That's quite a resume to bring to Norfolk, where frankly, she inherits a declining program. ODU hasn't sniffed the NCAA tournament since a 2008 appearance. They're nothing special in a mediocre conference. Attendance is awful -- almost as bad as a home schedule that has given fans little reason to come. ODU hasn't had a significant victory in six years unless you count a WNIT first-rounder over Virginia and upsetting UTEP to reach the 2016 CUSA championship game. The Lady Monarchs, save for GG Goodhope prior to her transfer, have had nothing close to a point guard since the Wendy Larry days.
What a blow when Shae Kelley announced in 2014 she was leaving the program to play her final year at Minnesota because she wanted a bigger stage in hopes of improving her chances at the WNBA. Kudos to Jennie Simms, a Washington Mystics rookie, for reaching that level after three years at ODU yet what a shame that Simms did not have enough around her to ever reach an NCAA tournament.
Three players have announced transferred; among them 6-3 center Manaya Jones, now at Memphis, had the most potential and is the biggest loss.
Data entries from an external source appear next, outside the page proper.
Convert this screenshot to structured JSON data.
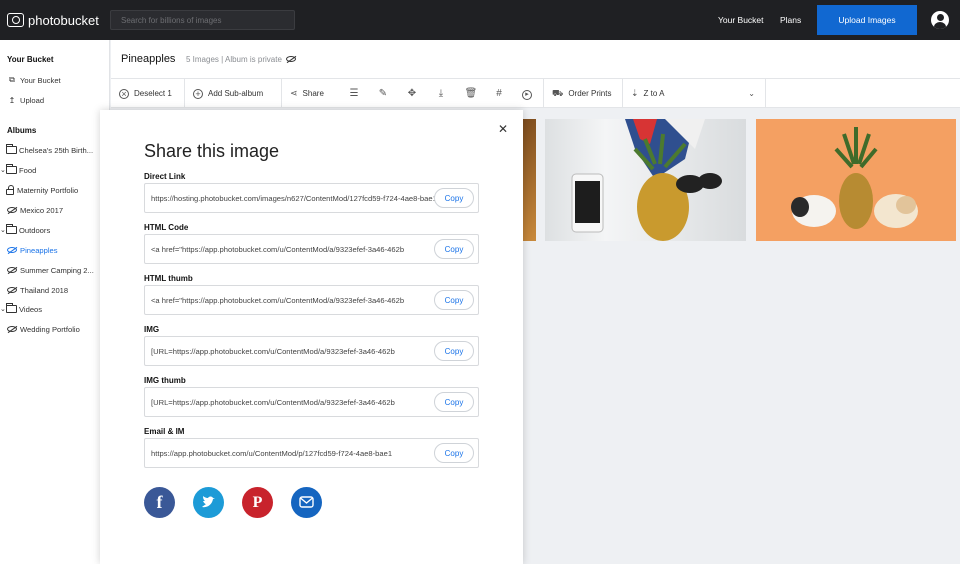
{
  "topbar": {
    "logo_text": "photobucket",
    "search_placeholder": "Search for billions of images",
    "your_bucket": "Your Bucket",
    "plans": "Plans",
    "upload": "Upload Images"
  },
  "sidebar": {
    "bucket_heading": "Your Bucket",
    "bucket_items": [
      {
        "label": "Your Bucket",
        "icon": "photos-icon"
      },
      {
        "label": "Upload",
        "icon": "upload-icon"
      }
    ],
    "albums_heading": "Albums",
    "albums": [
      {
        "label": "Chelsea's 25th Birth...",
        "icon": "folder-icon",
        "prefix": ""
      },
      {
        "label": "Food",
        "icon": "folder-icon",
        "prefix": "›"
      },
      {
        "label": "Maternity Portfolio",
        "icon": "lock-icon",
        "prefix": ""
      },
      {
        "label": "Mexico 2017",
        "icon": "private-eye-icon",
        "prefix": ""
      },
      {
        "label": "Outdoors",
        "icon": "folder-icon",
        "prefix": "›"
      },
      {
        "label": "Pineapples",
        "icon": "private-eye-icon",
        "prefix": "",
        "active": true
      },
      {
        "label": "Summer Camping 2...",
        "icon": "private-eye-icon",
        "prefix": ""
      },
      {
        "label": "Thailand 2018",
        "icon": "private-eye-icon",
        "prefix": ""
      },
      {
        "label": "Videos",
        "icon": "folder-icon",
        "prefix": "›"
      },
      {
        "label": "Wedding Portfolio",
        "icon": "private-eye-icon",
        "prefix": ""
      }
    ]
  },
  "album": {
    "title": "Pineapples",
    "meta": "5 Images | Album is private"
  },
  "toolbar": {
    "deselect": "Deselect 1",
    "add_subalbum": "Add Sub-album",
    "share": "Share",
    "order_prints": "Order Prints",
    "sort": "Z to A"
  },
  "modal": {
    "title": "Share this image",
    "copy_label": "Copy",
    "fields": [
      {
        "label": "Direct Link",
        "value": "https://hosting.photobucket.com/images/n627/ContentMod/127fcd59-f724-4ae8-bae1"
      },
      {
        "label": "HTML Code",
        "value": "<a href=\"https://app.photobucket.com/u/ContentMod/a/9323efef-3a46-462b"
      },
      {
        "label": "HTML thumb",
        "value": "<a href=\"https://app.photobucket.com/u/ContentMod/a/9323efef-3a46-462b"
      },
      {
        "label": "IMG",
        "value": "[URL=https://app.photobucket.com/u/ContentMod/a/9323efef-3a46-462b"
      },
      {
        "label": "IMG thumb",
        "value": "[URL=https://app.photobucket.com/u/ContentMod/a/9323efef-3a46-462b"
      },
      {
        "label": "Email & IM",
        "value": "https://app.photobucket.com/u/ContentMod/p/127fcd59-f724-4ae8-bae1"
      }
    ],
    "social": [
      "facebook-icon",
      "twitter-icon",
      "pinterest-icon",
      "email-icon"
    ]
  },
  "colors": {
    "topbar": "#1f2023",
    "accent": "#1168d1",
    "facebook": "#3a5897",
    "twitter": "#1d9bd7",
    "pinterest": "#c8232c",
    "email": "#1565c0"
  }
}
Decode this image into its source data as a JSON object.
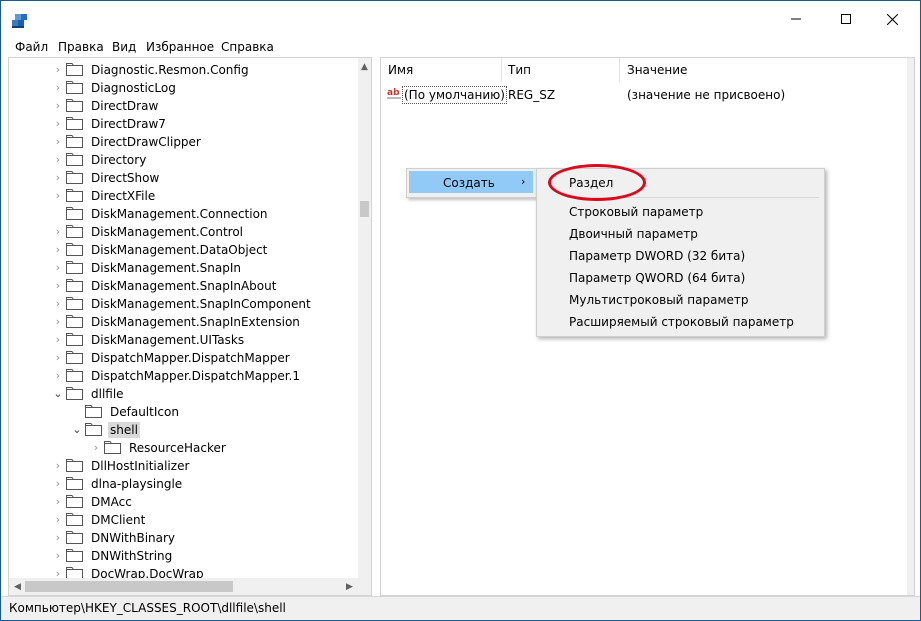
{
  "menubar": {
    "items": [
      "Файл",
      "Правка",
      "Вид",
      "Избранное",
      "Справка"
    ]
  },
  "tree": {
    "rows": [
      "Diagnostic.Resmon.Config",
      "DiagnosticLog",
      "DirectDraw",
      "DirectDraw7",
      "DirectDrawClipper",
      "Directory",
      "DirectShow",
      "DirectXFile",
      "DiskManagement.Connection",
      "DiskManagement.Control",
      "DiskManagement.DataObject",
      "DiskManagement.SnapIn",
      "DiskManagement.SnapInAbout",
      "DiskManagement.SnapInComponent",
      "DiskManagement.SnapInExtension",
      "DiskManagement.UITasks",
      "DispatchMapper.DispatchMapper",
      "DispatchMapper.DispatchMapper.1",
      "dllfile",
      "DefaultIcon",
      "shell",
      "ResourceHacker",
      "DllHostInitializer",
      "dlna-playsingle",
      "DMAcc",
      "DMClient",
      "DNWithBinary",
      "DNWithString",
      "DocWrap.DocWrap"
    ]
  },
  "list": {
    "columns": [
      "Имя",
      "Тип",
      "Значение"
    ],
    "rows": [
      {
        "name": "(По умолчанию)",
        "type": "REG_SZ",
        "value": "(значение не присвоено)"
      }
    ]
  },
  "context_menu": {
    "create_label": "Создать",
    "submenu": [
      "Раздел",
      "Строковый параметр",
      "Двоичный параметр",
      "Параметр DWORD (32 бита)",
      "Параметр QWORD (64 бита)",
      "Мультистроковый параметр",
      "Расширяемый строковый параметр"
    ]
  },
  "status": {
    "path": "Компьютер\\HKEY_CLASSES_ROOT\\dllfile\\shell"
  },
  "icons": {
    "app": "registry-editor-icon",
    "folder": "folder-icon",
    "value": "string-value-icon"
  },
  "colors": {
    "highlight": "#91c9f7",
    "annotation": "#e0071b",
    "border": "#1d5a8a"
  }
}
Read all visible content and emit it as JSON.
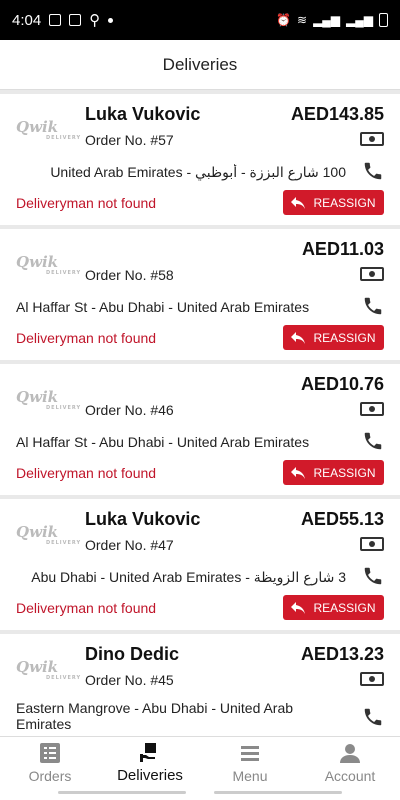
{
  "status_bar": {
    "time": "4:04"
  },
  "appbar": {
    "title": "Deliveries"
  },
  "orders": [
    {
      "name": "Luka Vukovic",
      "order_no": "Order No. #57",
      "price": "AED143.85",
      "address": "100 شارع البززة - أبوظبي - United Arab Emirates",
      "rtl": true,
      "status": "Deliveryman not found",
      "action": "REASSIGN"
    },
    {
      "name": "",
      "order_no": "Order No. #58",
      "price": "AED11.03",
      "address": "Al Haffar St - Abu Dhabi - United Arab Emirates",
      "rtl": false,
      "status": "Deliveryman not found",
      "action": "REASSIGN"
    },
    {
      "name": "",
      "order_no": "Order No. #46",
      "price": "AED10.76",
      "address": "Al Haffar St - Abu Dhabi - United Arab Emirates",
      "rtl": false,
      "status": "Deliveryman not found",
      "action": "REASSIGN"
    },
    {
      "name": "Luka Vukovic",
      "order_no": "Order No. #47",
      "price": "AED55.13",
      "address": "3 شارع الزويظة - Abu Dhabi - United Arab Emirates",
      "rtl": true,
      "status": "Deliveryman not found",
      "action": "REASSIGN"
    },
    {
      "name": "Dino Dedic",
      "order_no": "Order No. #45",
      "price": "AED13.23",
      "address": "Eastern Mangrove - Abu Dhabi - United Arab Emirates",
      "rtl": false,
      "status": "",
      "action": ""
    }
  ],
  "logo_text": "Qwik",
  "logo_sub": "DELIVERY",
  "nav": [
    {
      "label": "Orders",
      "icon": "orders-icon",
      "active": false
    },
    {
      "label": "Deliveries",
      "icon": "deliveries-icon",
      "active": true
    },
    {
      "label": "Menu",
      "icon": "menu-icon",
      "active": false
    },
    {
      "label": "Account",
      "icon": "account-icon",
      "active": false
    }
  ],
  "colors": {
    "accent": "#d11a2a",
    "status_text": "#c0152a"
  }
}
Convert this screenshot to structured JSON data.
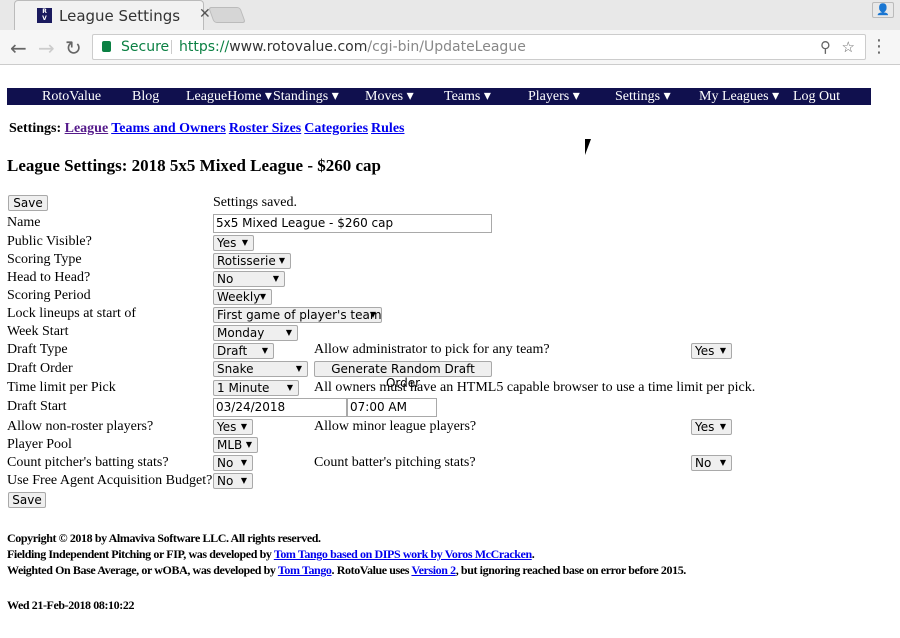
{
  "browser": {
    "tab_title": "League Settings: 2018 5x5 Mixed League - $260 cap",
    "favicon_text": "RV",
    "secure_label": "Secure",
    "url_scheme": "https://",
    "url_host": "www.rotovalue.com",
    "url_path": "/cgi-bin/UpdateLeague"
  },
  "navbar": {
    "items": [
      "RotoValue",
      "Blog",
      "LeagueHome ▾",
      "Standings ▾",
      "Moves ▾",
      "Teams ▾",
      "Players ▾",
      "Settings ▾",
      "My Leagues ▾",
      "Log Out"
    ]
  },
  "subnav": {
    "prefix": "Settings:",
    "links": [
      "League",
      "Teams and Owners",
      "Roster Sizes",
      "Categories",
      "Rules"
    ]
  },
  "page_title": "League Settings: 2018 5x5 Mixed League - $260 cap",
  "form": {
    "save_label": "Save",
    "status": "Settings saved.",
    "name_label": "Name",
    "name_value": "5x5 Mixed League - $260 cap",
    "public_label": "Public Visible?",
    "public_value": "Yes",
    "scoring_type_label": "Scoring Type",
    "scoring_type_value": "Rotisserie",
    "h2h_label": "Head to Head?",
    "h2h_value": "No",
    "period_label": "Scoring Period",
    "period_value": "Weekly",
    "lock_label": "Lock lineups at start of",
    "lock_value": "First game of player's team",
    "week_start_label": "Week Start",
    "week_start_value": "Monday",
    "draft_type_label": "Draft Type",
    "draft_type_value": "Draft",
    "admin_pick_label": "Allow administrator to pick for any team?",
    "admin_pick_value": "Yes",
    "draft_order_label": "Draft Order",
    "draft_order_value": "Snake",
    "random_order_button": "Generate Random Draft Order",
    "time_limit_label": "Time limit per Pick",
    "time_limit_value": "1 Minute",
    "time_limit_note": "All owners must have an HTML5 capable browser to use a time limit per pick.",
    "draft_start_label": "Draft Start",
    "draft_start_date": "03/24/2018",
    "draft_start_time": "07:00 AM",
    "non_roster_label": "Allow non-roster players?",
    "non_roster_value": "Yes",
    "minor_label": "Allow minor league players?",
    "minor_value": "Yes",
    "pool_label": "Player Pool",
    "pool_value": "MLB",
    "pitcher_batting_label": "Count pitcher's batting stats?",
    "pitcher_batting_value": "No",
    "batter_pitching_label": "Count batter's pitching stats?",
    "batter_pitching_value": "No",
    "faab_label": "Use Free Agent Acquisition Budget?",
    "faab_value": "No"
  },
  "footer": {
    "copyright": "Copyright © 2018 by Almaviva Software LLC. All rights reserved.",
    "fip_text": "Fielding Independent Pitching or FIP, was developed by ",
    "fip_link": "Tom Tango based on DIPS work by Voros McCracken",
    "fip_end": ".",
    "woba_text": "Weighted On Base Average, or wOBA, was developed by ",
    "woba_link": "Tom Tango",
    "woba_mid": ". RotoValue uses ",
    "woba_link2": "Version 2",
    "woba_end": ", but ignoring reached base on error before 2015.",
    "timestamp": "Wed 21-Feb-2018 08:10:22"
  }
}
On the plus side: ODU's graduation rates greatly improved under Karen Barefoot. The Constant Center is a jewel and a new practice facility with all the trimmings is ready. The Lady Monarchs will also have one year of Kelly Loftus, a 5-10 guard who was Hofstra's leading scorer and best 3-point shooter when she decided to leave. They have an educated fan base that yearns for accountability when the results aren't favorable.
We believe McCray-Penson can elevate this program -- how far remains the question. Duplicating anything that resembles the Ticha era or the Elite Eight from 15 years ago seems like a stretch in these Power 5 conference days. But across the state in Harrisonburg, James Madison looks an awful lot like the program that used to be ODU. There's no reason ODU needs to play second fiddle to the Dukes.
It all begins at the top. We await the official news on the coaching hire, and if's it's McCray-Penson as we think, ODU fans will need to stay patient. But with McCray-Penson as your driver, we like the look of the road ahead.